After this operation there will not be a single Hamas building left standing in Gaza, and we plan to change the rules of the game," said armed forces deputy chief of staff Brigadier General Dan Harel, quoted by the YNet News website.
"We are hitting not only terrorists and launchers, but also the whole Hamas government and all its wings," Harel said.
At least 57 Palestinian civilians, including 21 children, have been killed in the Israeli bombardment, a UN spokesman said.
Now with the Gaza Strip taking a further pounding in addition to the blockade that's already wrung the civilian population, where do you think The Wall Street Journal sits? Go ahead, guess.
Israel's air assault on Gaza in response to Hamas rocket attacks is inspiring familiar international denunciations. But the best commentary we've heard might be this one: "If somebody was sending rockets into my house where my two daughters sleep at night, I would do everything to stop that, and would expect Israel to do the same thing."
Barack Obama said those words in July while visiting Israel as a Presidential candidate.
Now as President-elect, Mr. Obama is maintaining an appropriate silence while deferring to the Bush Administration before his Inauguration. But his July remarks capture the essence of Israel's right to self-defense. Moreover, the more successful Israel is this week in damaging Hamas as a terrorist force, the better chance Mr. Obama will have to make progress in facilitating a genuine Mideast peace.
All this is rich in ways the average WSJ reader can only imagine being? First of all, "familiar international denunciations"? Seriously? Familiar to whom? Not to most of the American people. If you're hearing more than the mildest criticism of Israeli actions, it's from the foreign press or some left-wing newsweekly. One with a circulation under 300 and a publishing office located in a dorm.
And with all due respect to President-elect Obama, it's a very good thing to imagine how the other guy feels. As your predecessor might know, Jesus spoke highly of this kind of exercise. But the imaginations of our political leaders only seem to extend to one side here.
Try projecting yourself into the mind of a Gaza resident. Your government is of the wrong party as far as Israel and the US are concerned. The party is supposed to be a terrorist front, which no one has ever tried to prove to you. So your whole province suffers: lack of electricity, lack of power, difficulty in buying food and medicine. Punctuated by attacks on civilian homes and hospitals. Now how much will you care about a lasting piece with Israel and America, or even believe it possible?
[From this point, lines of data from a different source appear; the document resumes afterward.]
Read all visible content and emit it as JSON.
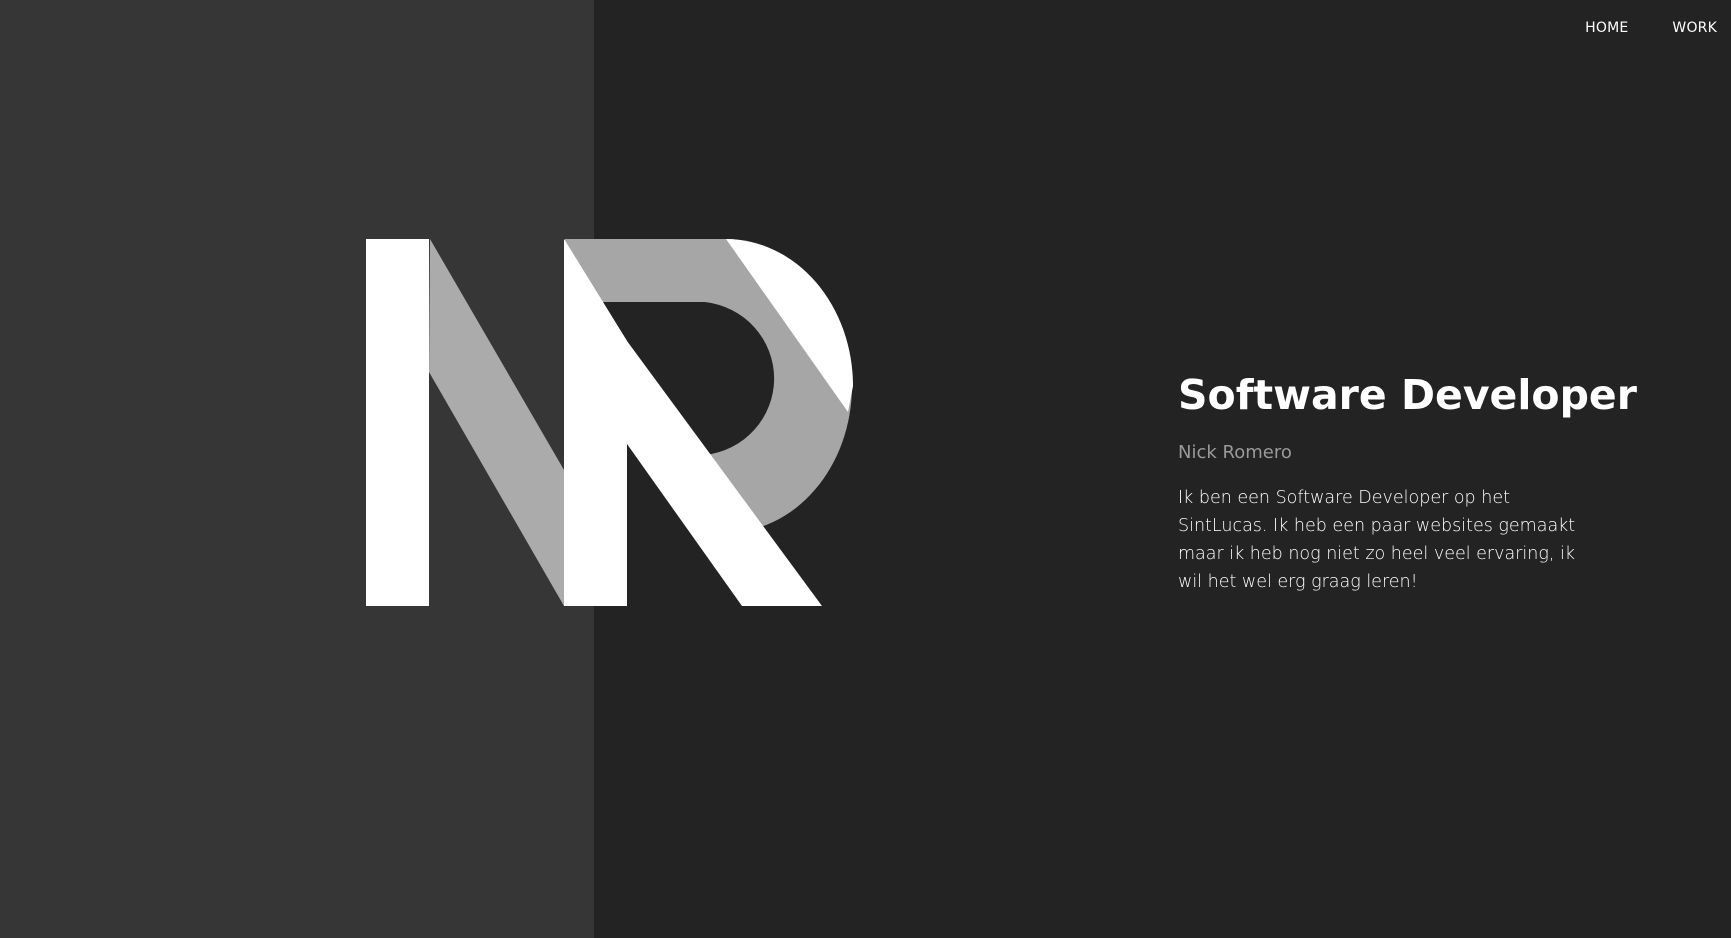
{
  "nav": {
    "items": [
      {
        "label": "HOME"
      },
      {
        "label": "WORK"
      }
    ]
  },
  "hero": {
    "title": "Software Developer",
    "name": "Nick Romero",
    "bio": "Ik ben een Software Developer op het SintLucas. Ik heb een paar websites gemaakt maar ik heb nog niet zo heel veel ervaring, ik wil het wel erg graag leren!"
  },
  "logo": {
    "icon": "nr-monogram-logo",
    "letters": "NR"
  },
  "colors": {
    "background": "#232323",
    "left_panel": "#363636",
    "logo_primary": "#ffffff",
    "logo_secondary": "#a6a6a6",
    "accent_muted": "#9a9a9a"
  }
}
Not to mention the fourth Geneva Convention, which is pretty clear.
In the case of armed conflict not of an international character occurring in the territory of one of the High Contracting Parties, each Party to the conflict shall be bound to apply, as a minimum, the following provisions:
1. Persons taking no active part in the hostilities, including members of armed forces who have laid down their arms and those placed hors de combat by sickness, wounds, detention, or any other cause, shall in all circumstances be treated humanely, without any adverse distinction founded on race, colour, religion or faith, sex, birth or wealth, or any other similar criteria.
There is not a lot of wiggle room here, which is the kind of thing your supposed to tell your friends and allies when they're on the wrong track. And in more than one way, it looks like our Mideastern ally is:
Michael Hudson, professor of international relations at Georgetown University said that by backing Israel's position the US was opening itself up to attack.
"If you're identified with an Israel that is bombing indiscriminately and disproportionately, this is really good for Osama Bin laden, it's good for extremists all across the region and I fear that Americans as well as Israelis will now suffer," he told Al Jazeera.
I, for one, have not forgotten September 11th. And if our Mideast policy is making life easier for those who committed that atrocity or would like to repeat it, that's something we need to stop doing! Our not-so-friends in the region have gotten used to sticks. Maybe we should remind them what carrots taste like.
UPDATE: Turns out Greenwald had a lot of the same concerns and expressed them well. As to Marty Peretz, he's semiretired I guess but sold TNR to a multinational that replicates all his prejudices. Life is good.